Over a period of ten days in June of 2010, my mother, who lives only on a very small pension and Social Security, was coerced into sending $47,000 -- which included $10,000 cash -- to a Jamaican scam.
How did this happen? A phone call from Jamaica advised her she had won $ 2.5 million dollars and a Mercedes Benz. Several calls later, she was convinced to send money for shipping the car.
During that period of the next ten days, the calls kept coming, becoming more demanding and more personalized. They somehow knew that church was important to her, and the caller claimed to be a minister. The caller gained her trust and coached her about exactly where to go to obtain cash advances on her zero-balance credit cards. They walked her through exactly how to wire money and told her to go to K Mart and/or Super One in West Duluth, near her home, to wire it. It was incredibly easy – not once was she stopped along the way. At one point, she actually withdrew $10,000 in cash, put it in an envelope, and traveled across town to send it. Before we knew it, she had maxed out two zero-balance credit cards and went into severe credit card debt.
What we know now is that this scam stemmed from a hotbed of illegal criminal activity that targets older Minnesotans.
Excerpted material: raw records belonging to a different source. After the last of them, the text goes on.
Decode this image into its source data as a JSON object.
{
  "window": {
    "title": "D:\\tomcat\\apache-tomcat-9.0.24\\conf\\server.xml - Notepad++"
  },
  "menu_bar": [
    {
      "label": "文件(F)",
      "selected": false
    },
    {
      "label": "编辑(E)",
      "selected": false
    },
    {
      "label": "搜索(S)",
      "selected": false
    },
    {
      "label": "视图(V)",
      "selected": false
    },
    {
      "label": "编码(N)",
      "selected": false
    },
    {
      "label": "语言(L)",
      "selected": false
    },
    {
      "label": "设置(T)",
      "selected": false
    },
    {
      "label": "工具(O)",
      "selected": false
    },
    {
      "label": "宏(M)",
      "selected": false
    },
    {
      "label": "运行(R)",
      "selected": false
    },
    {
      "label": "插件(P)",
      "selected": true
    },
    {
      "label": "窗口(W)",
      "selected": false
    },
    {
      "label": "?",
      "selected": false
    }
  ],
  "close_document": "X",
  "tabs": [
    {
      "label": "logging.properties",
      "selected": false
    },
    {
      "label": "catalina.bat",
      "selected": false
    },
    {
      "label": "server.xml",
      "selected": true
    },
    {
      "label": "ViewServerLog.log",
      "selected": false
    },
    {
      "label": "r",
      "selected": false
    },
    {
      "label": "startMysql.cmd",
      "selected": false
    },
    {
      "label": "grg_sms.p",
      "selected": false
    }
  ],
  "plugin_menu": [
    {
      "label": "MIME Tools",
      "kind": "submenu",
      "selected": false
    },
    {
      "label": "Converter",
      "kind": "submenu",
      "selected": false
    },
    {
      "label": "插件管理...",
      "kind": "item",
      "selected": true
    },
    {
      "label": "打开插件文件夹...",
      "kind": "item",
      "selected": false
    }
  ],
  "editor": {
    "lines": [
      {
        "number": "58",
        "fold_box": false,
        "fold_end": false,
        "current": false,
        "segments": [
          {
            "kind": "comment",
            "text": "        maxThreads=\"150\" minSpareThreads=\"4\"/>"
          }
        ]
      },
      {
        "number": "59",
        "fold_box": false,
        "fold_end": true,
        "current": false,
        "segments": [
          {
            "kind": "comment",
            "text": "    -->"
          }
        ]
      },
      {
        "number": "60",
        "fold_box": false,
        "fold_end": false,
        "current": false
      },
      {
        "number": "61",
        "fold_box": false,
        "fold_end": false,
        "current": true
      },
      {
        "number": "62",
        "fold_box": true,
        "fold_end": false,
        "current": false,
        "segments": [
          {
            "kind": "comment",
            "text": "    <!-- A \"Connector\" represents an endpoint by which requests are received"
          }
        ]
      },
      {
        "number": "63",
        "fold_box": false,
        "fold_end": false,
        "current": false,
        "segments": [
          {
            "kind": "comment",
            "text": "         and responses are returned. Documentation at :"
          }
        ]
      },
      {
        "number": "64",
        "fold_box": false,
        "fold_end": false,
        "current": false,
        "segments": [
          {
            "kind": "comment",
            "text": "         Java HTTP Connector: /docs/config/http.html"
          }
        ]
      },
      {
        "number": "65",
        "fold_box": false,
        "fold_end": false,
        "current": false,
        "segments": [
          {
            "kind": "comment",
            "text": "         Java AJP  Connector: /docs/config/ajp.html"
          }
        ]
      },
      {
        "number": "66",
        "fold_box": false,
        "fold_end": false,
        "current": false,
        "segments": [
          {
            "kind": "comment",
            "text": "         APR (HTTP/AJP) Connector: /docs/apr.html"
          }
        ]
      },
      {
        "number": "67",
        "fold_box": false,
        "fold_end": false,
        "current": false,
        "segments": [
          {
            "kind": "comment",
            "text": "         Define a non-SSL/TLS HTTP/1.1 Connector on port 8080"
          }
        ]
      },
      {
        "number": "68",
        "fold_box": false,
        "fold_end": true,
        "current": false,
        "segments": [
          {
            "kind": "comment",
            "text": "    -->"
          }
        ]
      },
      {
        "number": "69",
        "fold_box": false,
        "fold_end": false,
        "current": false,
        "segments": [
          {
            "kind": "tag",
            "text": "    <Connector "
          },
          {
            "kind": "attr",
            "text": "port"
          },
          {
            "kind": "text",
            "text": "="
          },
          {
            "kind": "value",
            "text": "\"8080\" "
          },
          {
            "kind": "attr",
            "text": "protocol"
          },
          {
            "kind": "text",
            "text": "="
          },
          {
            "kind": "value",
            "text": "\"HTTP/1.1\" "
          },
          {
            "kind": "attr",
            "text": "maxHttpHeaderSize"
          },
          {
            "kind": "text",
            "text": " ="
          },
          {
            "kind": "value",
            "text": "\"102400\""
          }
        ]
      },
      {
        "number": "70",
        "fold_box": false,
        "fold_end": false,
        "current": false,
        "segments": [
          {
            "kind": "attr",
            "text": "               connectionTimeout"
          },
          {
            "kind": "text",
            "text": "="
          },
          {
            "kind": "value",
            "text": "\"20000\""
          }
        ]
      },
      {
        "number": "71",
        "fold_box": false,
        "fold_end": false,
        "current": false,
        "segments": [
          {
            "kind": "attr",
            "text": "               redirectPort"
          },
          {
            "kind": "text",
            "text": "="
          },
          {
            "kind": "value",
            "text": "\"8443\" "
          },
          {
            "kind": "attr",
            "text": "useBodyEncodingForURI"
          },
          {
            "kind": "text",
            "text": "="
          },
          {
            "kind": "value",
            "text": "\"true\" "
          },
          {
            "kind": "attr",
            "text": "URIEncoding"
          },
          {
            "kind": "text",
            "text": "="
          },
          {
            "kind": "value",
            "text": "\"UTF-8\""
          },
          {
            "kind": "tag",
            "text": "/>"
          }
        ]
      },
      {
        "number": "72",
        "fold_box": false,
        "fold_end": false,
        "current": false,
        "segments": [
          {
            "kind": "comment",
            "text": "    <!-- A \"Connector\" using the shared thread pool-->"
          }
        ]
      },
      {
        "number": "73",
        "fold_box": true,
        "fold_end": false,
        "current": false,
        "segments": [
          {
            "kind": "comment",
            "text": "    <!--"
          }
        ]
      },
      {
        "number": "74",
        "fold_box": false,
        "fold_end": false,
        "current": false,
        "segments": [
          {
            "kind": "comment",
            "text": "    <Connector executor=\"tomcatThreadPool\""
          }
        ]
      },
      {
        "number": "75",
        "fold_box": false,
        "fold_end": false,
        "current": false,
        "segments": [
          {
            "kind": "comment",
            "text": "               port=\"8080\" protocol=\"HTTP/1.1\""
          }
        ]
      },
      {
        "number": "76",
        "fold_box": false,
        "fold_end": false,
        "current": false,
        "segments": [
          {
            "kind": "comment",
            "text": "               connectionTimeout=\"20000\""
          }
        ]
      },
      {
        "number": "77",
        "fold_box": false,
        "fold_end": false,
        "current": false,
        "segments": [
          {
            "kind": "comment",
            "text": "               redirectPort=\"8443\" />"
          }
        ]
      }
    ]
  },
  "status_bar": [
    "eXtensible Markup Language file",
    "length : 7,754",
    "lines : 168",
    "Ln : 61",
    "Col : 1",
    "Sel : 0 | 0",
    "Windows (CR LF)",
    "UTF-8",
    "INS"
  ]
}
These fraudsters either seduce vulnerable citizens to send money for promised goods or winnings that do not exist – or they convince them that their grandchildren or loved ones are in danger and need them to wire money.
Most people don’t report this kind of crime. In fact, experts say only about 5 percent of the crimes are reported. It’s too embarrassing and law enforcement can do little to stop it. Minnesota needs to pass this bill to better protect its most vulnerable citizens –our elders.
For our family, it was a year of heartbreak as we tried to help mother. My mother, at age 83, had to file bankruptcy as her interest alone on the credit card debt was more than her income. We realized there was very little we could do. We contacted the FBI, Secret Service, Homeland Security, Duluth Police, Postmaster General, Attorney General and the Minnesota Department of Public Safety. The only help we received was from the Minnesota Department of Public Safety.
Both my mother and I attended an AARP Fraud Fighters forum in November 2010 in Duluth where we heard from AARP, the Attorney General and Investigator Jim Arlt talk about fraud. When he spoke about victims exactly like my mother, I finally realized we were not alone. Too many seniors across our state have lost their life savings. They feel so much shame – and they isolate themselves and suffer alone.
Our seniors deserve more protection from fraud. Our taxpayers deserve it, too, because millions of hard-earned dollars are wired down the drain every year. We all need to be leaders by passing this legislation -- and in doing so provide a strong example of taxpayers protecting our vulnerable citizens. Our elders have worked hard, paid taxes and followed our laws. Now, they need protection against this illegal activity.
It has been almost three years since this happened to my mom. When I asked her what it felt like to hold $10,000.00 in cash as she put it in an envelope to mail it, she said "I don't remember, they had my mind, I didn't know what I was doing." There has not been a day in her life since those 10 days in June of 2010 that has been normal for her. The outcome of this has been a nightmare. Not only has she lost her financial independence, her health has deteriorated. She has isolated herself – and she feels ashamed. These scammers not only took money from my mother, but her health and spirit as well.
On behalf of my mother, and all of the seniors across our state who have fallen victim to this crime, I would like to urge you to support the passage of this bill to protect seniors from wire transfer fraud. We have a duty to create a safety net to question, delay and stop our most vulnerable citizens from wiring away their life savings.
I never thought something like this would happen to my mother. Now I know it can happen to anyone – anyone’s mother, neighbor, or friend. We all need to pay more attention to our elders – and to pass strong laws that will help them avoid frauds. Minnesota seniors are worth protecting. They are our mothers and fathers, our grandmothers and grandfathers.